The first feature area I want to explore in my Introducing the Six Pillars of SharePoint series is the Sites feature area. In SharePoint Foundation 2010, Microsoft has provided some rudimentary capabilities for maintaining content in SharePoint – for intranets, extranets and public web sites. SharePoint Designer 2010 (available as a free download) adds some functionality in terms of designing, creating and managing pages. However, if you want a more feature rich web content management system, you may want to consider purchasing SharePoint Server 2010 Standard Edition or Enterprise Edition.
Some of the additional features you receive in the Standard and Enterprise editions include:
- A mature publishing infrastructure
- Ability to customize page layouts
- Additional workflows for content approval
- More user-friendly controls for your content editors
- Ability to publish content to additional SharePoint farm(s)
- Ability to target content to specific audiences

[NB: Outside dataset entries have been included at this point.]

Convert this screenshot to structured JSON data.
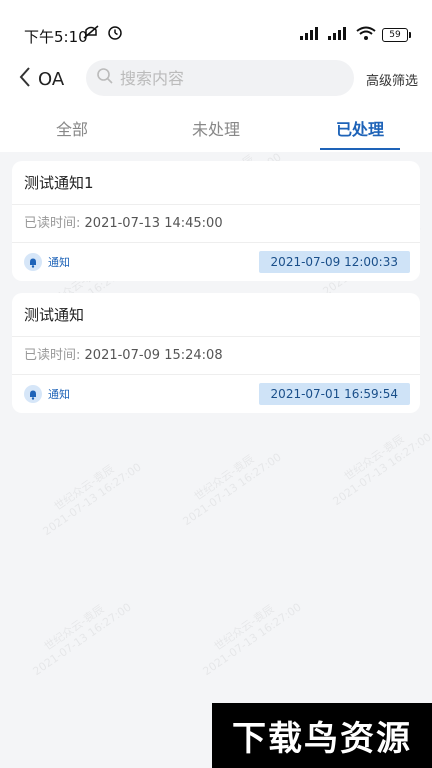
{
  "status_bar": {
    "time": "下午5:10",
    "battery": "59",
    "signal_label": "HD"
  },
  "header": {
    "back_label": "OA",
    "search_placeholder": "搜索内容",
    "filter_label": "高级筛选"
  },
  "tabs": [
    {
      "label": "全部",
      "active": false
    },
    {
      "label": "未处理",
      "active": false
    },
    {
      "label": "已处理",
      "active": true
    }
  ],
  "notices": [
    {
      "title": "测试通知1",
      "read_label": "已读时间:",
      "read_time": "2021-07-13 14:45:00",
      "type_label": "通知",
      "date": "2021-07-09 12:00:33"
    },
    {
      "title": "测试通知",
      "read_label": "已读时间:",
      "read_time": "2021-07-09 15:24:08",
      "type_label": "通知",
      "date": "2021-07-01 16:59:54"
    }
  ],
  "watermark": {
    "line1": "世纪众云-袁辰",
    "line2": "2021-07-13 16:27:00"
  },
  "brand_text": "下载鸟资源",
  "colors": {
    "accent": "#1e63b8",
    "date_tag_bg": "#cfe3f7",
    "page_bg": "#f4f5f7"
  }
}
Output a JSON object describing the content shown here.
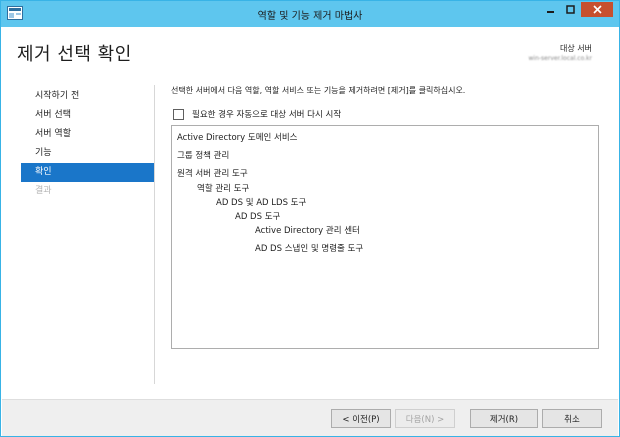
{
  "window": {
    "title": "역할 및 기능 제거 마법사",
    "accent_color": "#5ec6ee",
    "close_color": "#c7502e"
  },
  "header": {
    "page_title": "제거 선택 확인",
    "target_server_label": "대상 서버",
    "target_server_value": "win-server.local.co.kr"
  },
  "sidebar": {
    "items": [
      {
        "label": "시작하기 전",
        "state": "normal"
      },
      {
        "label": "서버 선택",
        "state": "normal"
      },
      {
        "label": "서버 역할",
        "state": "normal"
      },
      {
        "label": "기능",
        "state": "normal"
      },
      {
        "label": "확인",
        "state": "active"
      },
      {
        "label": "결과",
        "state": "disabled"
      }
    ],
    "active_color": "#1a76c9"
  },
  "main": {
    "instruction": "선택한 서버에서 다음 역할, 역할 서비스 또는 기능을 제거하려면 [제거]를 클릭하십시오.",
    "restart_checkbox_label": "필요한 경우 자동으로 대상 서버 다시 시작",
    "restart_checked": false,
    "items": [
      {
        "label": "Active Directory 도메인 서비스",
        "level": 0
      },
      {
        "label": "그룹 정책 관리",
        "level": 0
      },
      {
        "label": "원격 서버 관리 도구",
        "level": 0
      },
      {
        "label": "역할 관리 도구",
        "level": 1
      },
      {
        "label": "AD DS 및 AD LDS 도구",
        "level": 2
      },
      {
        "label": "AD DS 도구",
        "level": 3
      },
      {
        "label": "Active Directory 관리 센터",
        "level": 4
      },
      {
        "label": "AD DS 스냅인 및 명령줄 도구",
        "level": 4
      }
    ]
  },
  "footer": {
    "prev_label": "< 이전(P)",
    "next_label": "다음(N) >",
    "remove_label": "제거(R)",
    "cancel_label": "취소",
    "next_enabled": false
  }
}
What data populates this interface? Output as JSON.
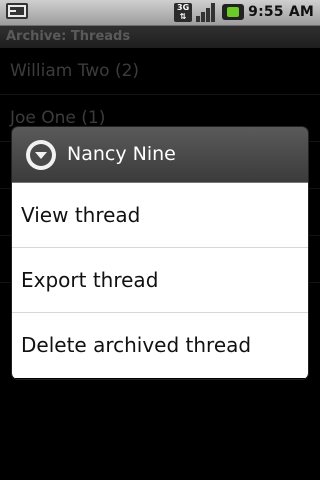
{
  "status_bar": {
    "keyboard_icon": "keyboard-icon",
    "network_label": "3G",
    "signal_icon": "signal-icon",
    "battery_icon": "battery-charging-icon",
    "time": "9:55 AM"
  },
  "title_bar": {
    "title": "Archive: Threads"
  },
  "threads": [
    {
      "label": "William Two (2)"
    },
    {
      "label": "Joe One (1)"
    },
    {
      "label": ""
    },
    {
      "label": ""
    },
    {
      "label": ""
    }
  ],
  "dialog": {
    "title": "Nancy Nine",
    "items": [
      {
        "label": "View thread"
      },
      {
        "label": "Export thread"
      },
      {
        "label": "Delete archived thread"
      }
    ]
  }
}
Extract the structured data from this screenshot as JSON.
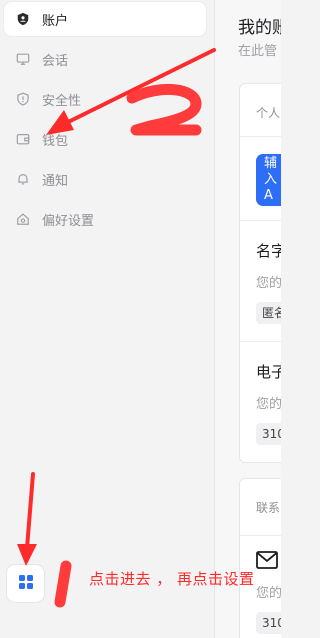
{
  "sidebar": {
    "items": [
      {
        "label": "账户",
        "icon": "account-shield-icon",
        "active": true
      },
      {
        "label": "会话",
        "icon": "monitor-icon",
        "active": false
      },
      {
        "label": "安全性",
        "icon": "shield-icon",
        "active": false
      },
      {
        "label": "钱包",
        "icon": "wallet-icon",
        "active": false
      },
      {
        "label": "通知",
        "icon": "bell-icon",
        "active": false
      },
      {
        "label": "偏好设置",
        "icon": "home-gear-icon",
        "active": false
      }
    ],
    "apps_button_icon": "apps-grid-icon"
  },
  "main": {
    "title": "我的账",
    "subtitle": "在此管",
    "personal_section": {
      "header": "个人",
      "avatar_text_line1": "辅",
      "avatar_text_line2": "入",
      "avatar_text_line3": "A",
      "name_label": "名字",
      "name_hint": "您的",
      "name_value": "匿名",
      "email_label": "电子",
      "email_hint": "您的",
      "email_value": "310"
    },
    "contact_section": {
      "header": "联系",
      "contact_hint": "您的",
      "contact_value": "310",
      "mail_icon": "envelope-icon"
    }
  },
  "annotations": {
    "number_mark": "2",
    "instruction": "点击进去 ， 再点击设置",
    "color": "#ff2a2a"
  },
  "colors": {
    "sidebar_bg": "#f3f3f4",
    "active_item_bg": "#ffffff",
    "accent_blue": "#2d6ef6",
    "annotation_red": "#ff2a2a"
  }
}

Some would argue that SharePoint is not a full-fledged web content management system, but I disagree with that sentiment. It is true that a fair amount of customization may need to be done to suit your needs, but for some companies what is provided out of the box is sufficient. It is by design that Microsoft allows you to customize the publishing features. In fact, I have never worked with a pure content management system that did not require a degree of customization. With SharePoint, you get content management and then some. You may indeed find that the content management in SharePoint is not for you. It is ok to use SharePoint for its other capabilities while not taking advantage of the Sites features.
I do want to address one thing regarding the look and feel of SharePoint. Many companies speak of “branding” their pages so they will “not look like SharePoint.” This stems from the idea that SharePoint has a typical look and feel that is simplistic and overused. Many companies choose to keep the out of the box look and feel. In addition, many SharePoint experts have public sites that retain the default look and feel. I would like to suggest that if the default look and feel does not work for you, then do not use it. That may mean you purchase a template from one of the many providers that create templates for SharePoint. But what you should not do is try to make your design fit inside of the SharePoint framework. In other words, start from scratch rather than trying to modify one of the default templates. Take a page that you created and add SharePoint controls to it. You will find it is more flexible than you imagined once you get the hang of it.
Another thing to consider is that SharePoint is a platform that is service oriented. So if you have an existing intranet – maybe even one that resides on a different platform – you can take advantage of RSS feeds, web services and so forth to pull content from SharePoint’s repository for display on your existing site. This is often used as a transitional solution where a company wants to move to the SharePoint platform for content management but is not ready to roll out the user interface to the masses just yet, however, it is also acceptable as a long term solution in certain cases.